It cannot be emphasized enough--a positive attitude about budgeting is essential to your success. If you think of budgeting in negative terms (such as a financial diet, financial handcuffs, restrictive, penny-pinching, a sacrifice, etc.), you are sure to fail, unless you are a martyr or a masochist who finds some strange reward in a punishing experience. For purposes of this article, I will assume that you are neither.
A positive attitude means you think of a budget as a means to an end--a way to achieve your dreams and goals--and that postponing the instant gratification of spending all the money you earn is worth the rewards you will earn in the end.
Budget Buster #2 - Lack of Motivation
What is your motivation for budgeting? Are you trying to appease a nagging spouse? Following the terms of a debt repayment plan with a consumer credit counseling agency? Complying with an agreement made in bankruptcy court? These are not bad motivations, but they are external pressures and will probably not be easy to maintain over time. The best motivations are internally generated: do you honestly believe that budgeting can help you meet your goals?
If you need a little help in the motivation department, see "Top 12 Reasons For a Family Budget." A quick re-read of these will surely inspire and ignite a motivational spark or two!
Budget Buster # 3 - Unrealistic Expectations
What do you expect to gain from instituting and following a budget? Do you think that setting up a budget will reveal large caches of hidden cash or that the budget fairy will sprinkle fairy dust over your budget and magically transform your spending habits after a month or two of tracking expenses?
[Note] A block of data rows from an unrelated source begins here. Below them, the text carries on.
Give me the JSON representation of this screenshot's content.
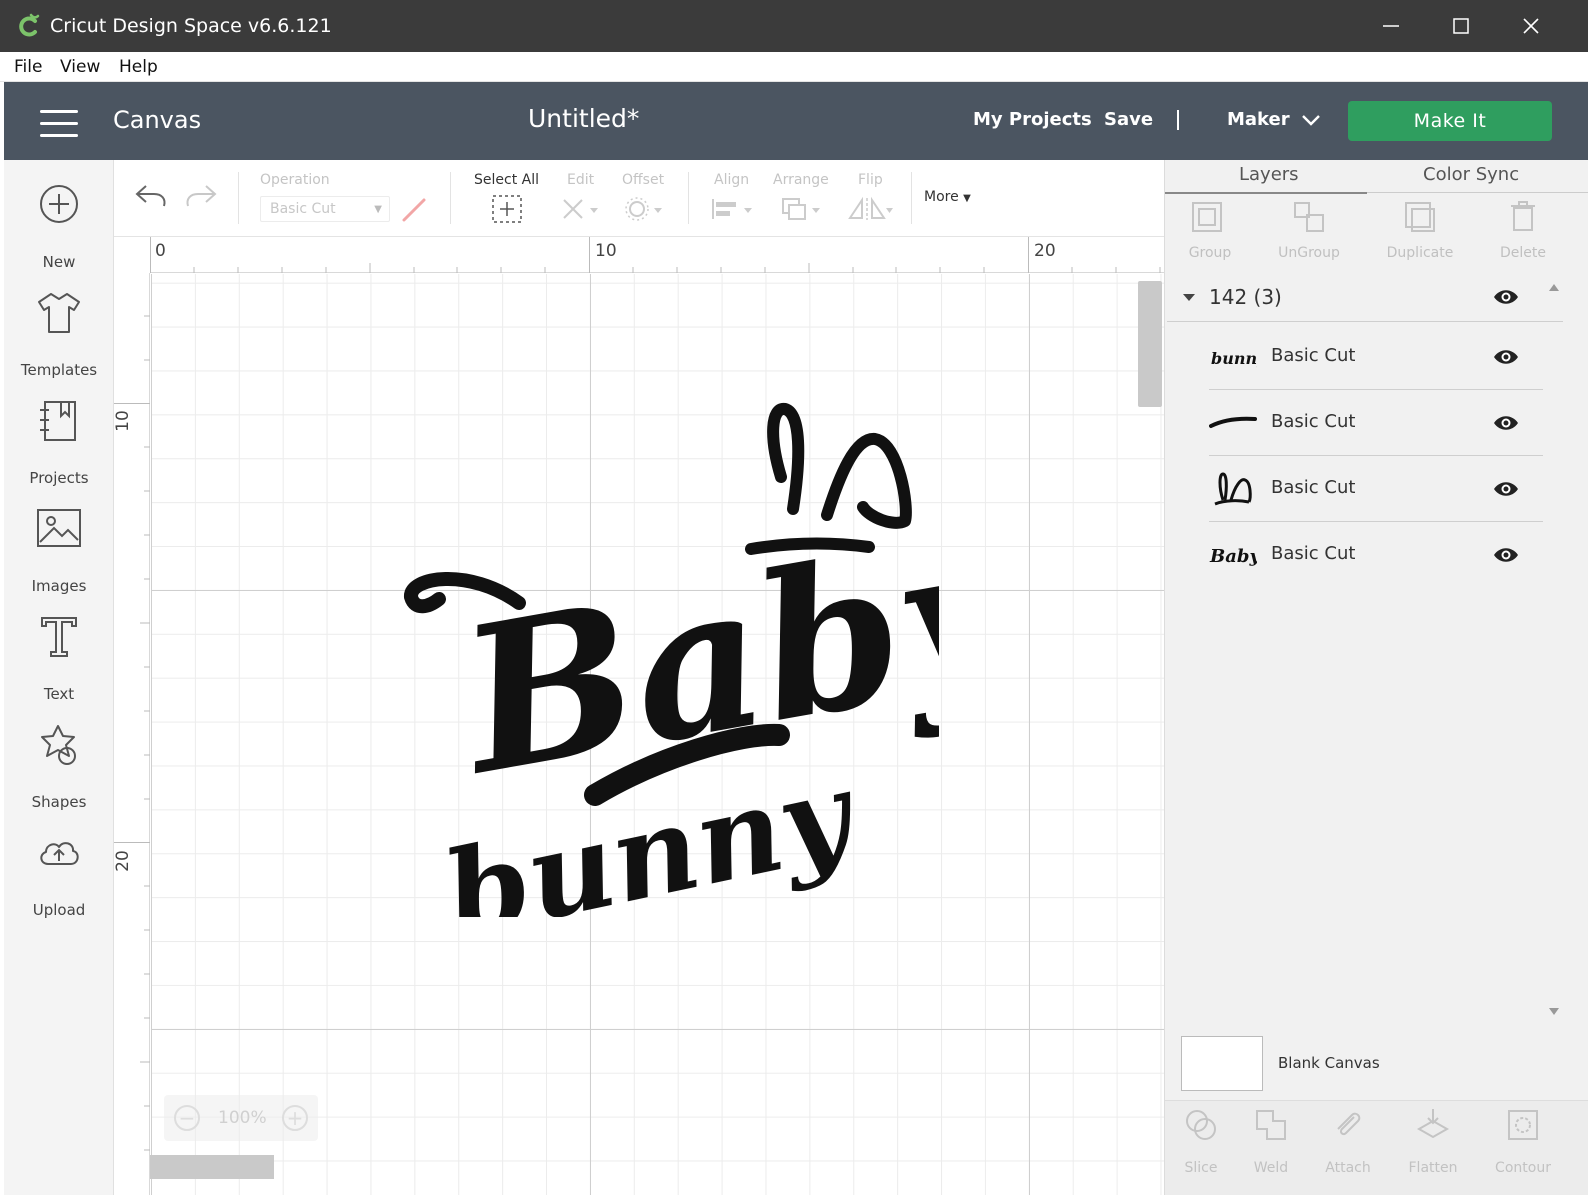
{
  "window": {
    "title": "Cricut Design Space  v6.6.121"
  },
  "menu": [
    "File",
    "View",
    "Help"
  ],
  "header": {
    "section": "Canvas",
    "project_title": "Untitled*",
    "my_projects": "My Projects",
    "save": "Save",
    "separator": "|",
    "machine": "Maker",
    "make_it": "Make It",
    "accent_color": "#2f9e5f",
    "bar_color": "#4b5561"
  },
  "sidebar": [
    {
      "label": "New",
      "icon": "plus-circle-icon"
    },
    {
      "label": "Templates",
      "icon": "tshirt-icon"
    },
    {
      "label": "Projects",
      "icon": "notebook-icon"
    },
    {
      "label": "Images",
      "icon": "image-icon"
    },
    {
      "label": "Text",
      "icon": "text-icon"
    },
    {
      "label": "Shapes",
      "icon": "shapes-icon"
    },
    {
      "label": "Upload",
      "icon": "cloud-upload-icon"
    }
  ],
  "toolbar": {
    "operation_label": "Operation",
    "operation_value": "Basic Cut",
    "select_all": "Select All",
    "edit": "Edit",
    "offset": "Offset",
    "align": "Align",
    "arrange": "Arrange",
    "flip": "Flip",
    "more": "More"
  },
  "canvas": {
    "ruler_top": [
      "0",
      "10",
      "20"
    ],
    "ruler_left": [
      "10",
      "20"
    ],
    "zoom": "100%",
    "design_text": [
      "Baby",
      "bunny"
    ]
  },
  "panel": {
    "tabs": [
      "Layers",
      "Color Sync"
    ],
    "actions": [
      "Group",
      "UnGroup",
      "Duplicate",
      "Delete"
    ],
    "group": "142 (3)",
    "layers": [
      {
        "name": "Basic Cut",
        "thumb": "bunny"
      },
      {
        "name": "Basic Cut",
        "thumb": ""
      },
      {
        "name": "Basic Cut",
        "thumb": ""
      },
      {
        "name": "Basic Cut",
        "thumb": "Baby"
      }
    ],
    "blank_canvas": "Blank Canvas",
    "bottom_actions": [
      "Slice",
      "Weld",
      "Attach",
      "Flatten",
      "Contour"
    ]
  }
}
The reality is that budgeting is an endurance event -- those who stick with it, through thick and thin, will come out ahead financially. Do not expect miracles. What you WILL see if you stick with it is steady, measurable progress towards the goals that really matter to you.